Sinn Fein, co-authors with the DUP of the political stalemate that Northern Ireland currently finds itself in, see a golden opportunity to induce the need for a ‘Border Poll’ rising from the ashes of a disorderly Brexit. Each of these Parties seems happy to use any means to gain dominance over the other, both prodding history for their own aims. Meanwhile, ordinary people can only watch on in despair and growing horror as the terrible possibilities that may emerge make themselves ever more visible.
Shame on both of them. It is well beyond time that both the British and Irish governments, working together as they should, took proper charge of the political discourse and even consider demoting both of these antagonistic parties from their privileged positions and begin speaking with the more moderate groups who haven’t even had a look-in since Stormont collapsed.
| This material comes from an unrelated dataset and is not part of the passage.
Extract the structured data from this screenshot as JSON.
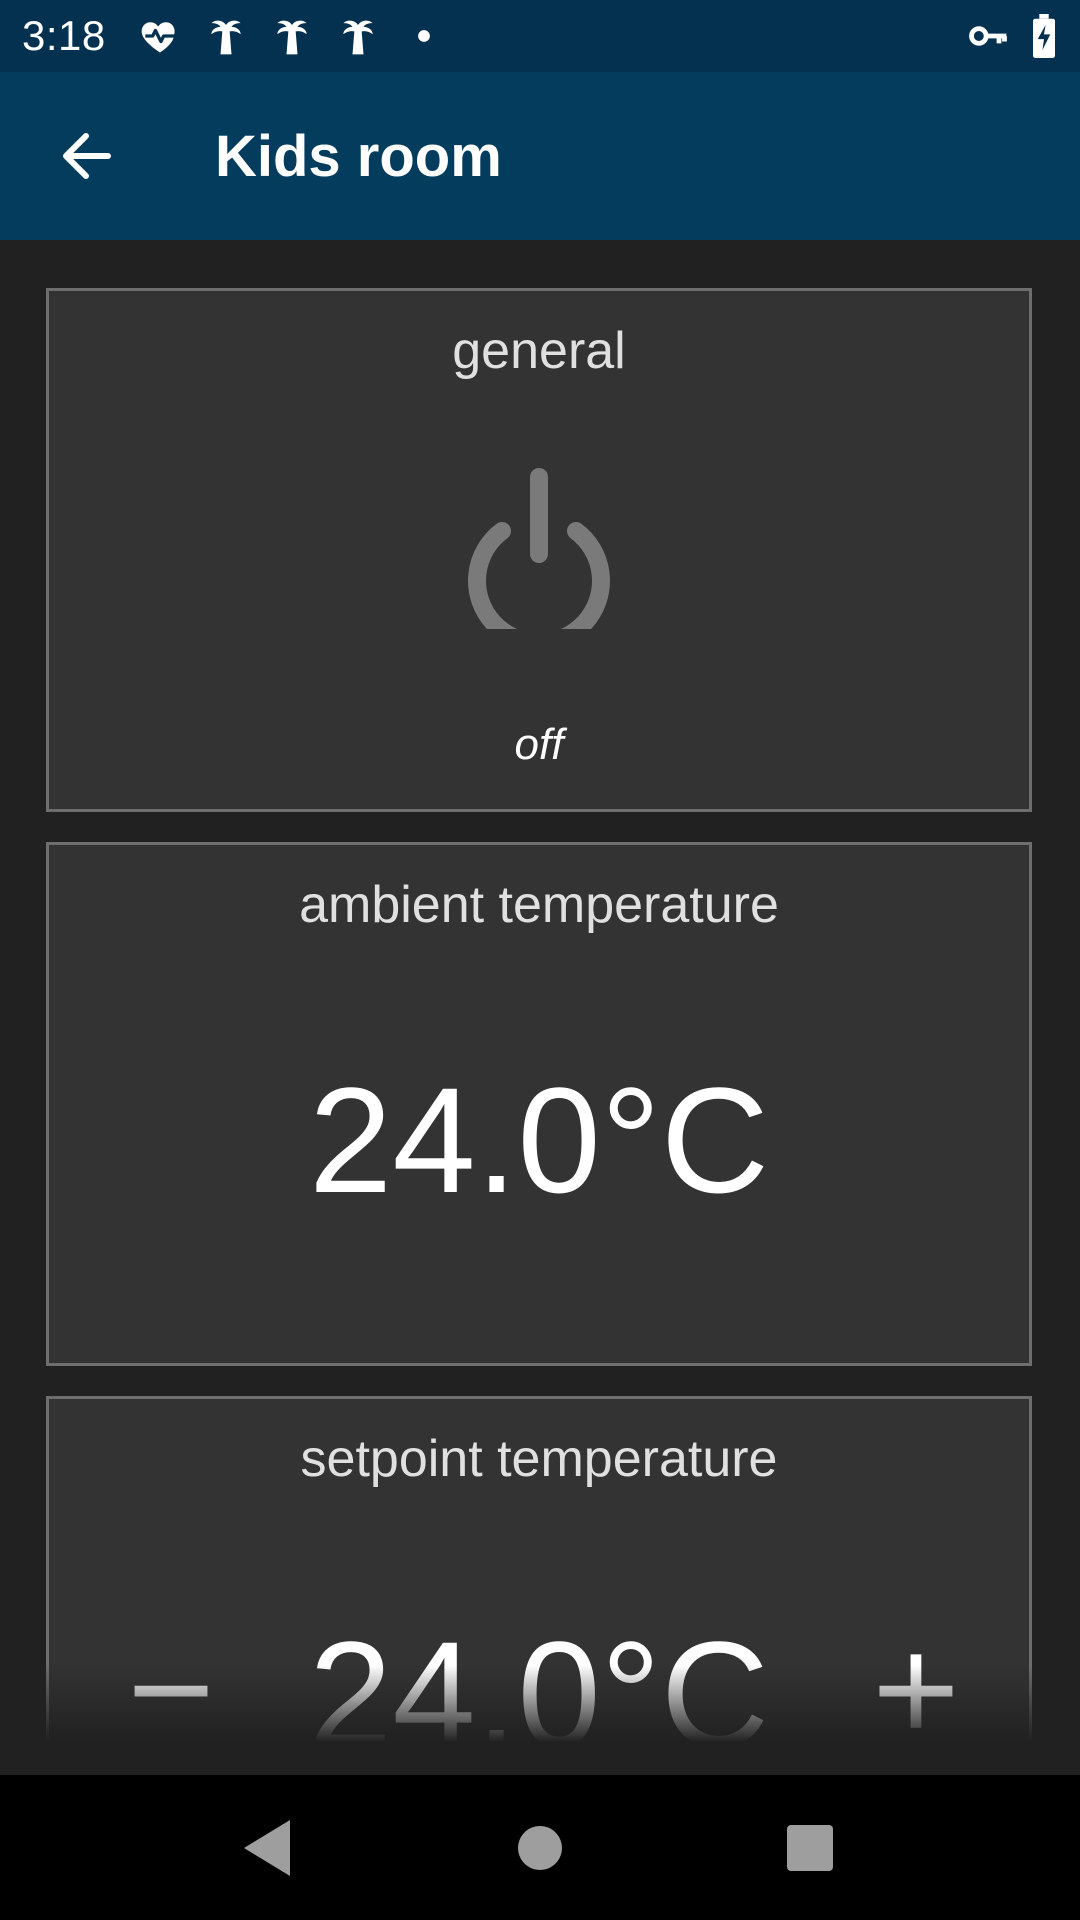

Like most people living here, I will have little influence over what eventually happens with Brexit. We are being fed a daily diet of meaningless diatribe by opportunistic politicians on both sides of the political divide here. Those who want to cement the so-called ‘precious union’ and those who want a ‘united Ireland’.
What I want is the same thing most of my neighbours want. We want to live together in our communities, play and work together in a way that before the troubles ended was very hard. Northern Ireland is a space shared by people, most of whom have learned to accommodate each other’s national identities and aspirations in a way that is peaceful and respectful.
Making use of Brexit to impose either one over the other is wrong and destabilising to this place. The Brexit debacle, a horror show born from the embers of English political vanity, is a major threat as positions become polarised. London started Brexit, now London must find a way to fix the mess by working with both Dublin and Brussels.
Here in Northern Ireland, there are new shoots of discourse that recognise no sectarian divide and is focussed on working and living together. A new initiative being led by the Ulster Universities chancellor James Nesbitt seeks to find ways to create a space within which the voices of the silent majority might be heard. It is clear that the system of political governance has failed to do this. Now, ordinary people need to find new ways to give expression to their aspirations. As Nesbitt said: “It just feels that there’s been a silent majority here for far too long that actually needs a voice.”
Ordinary people may have little power or influence, but we are not stupid either. When politicians wonder about the erosion of trust and engagement from the people, they need look no further than the mess they have created in Brexit and the resulting fallout to find the reasons for it.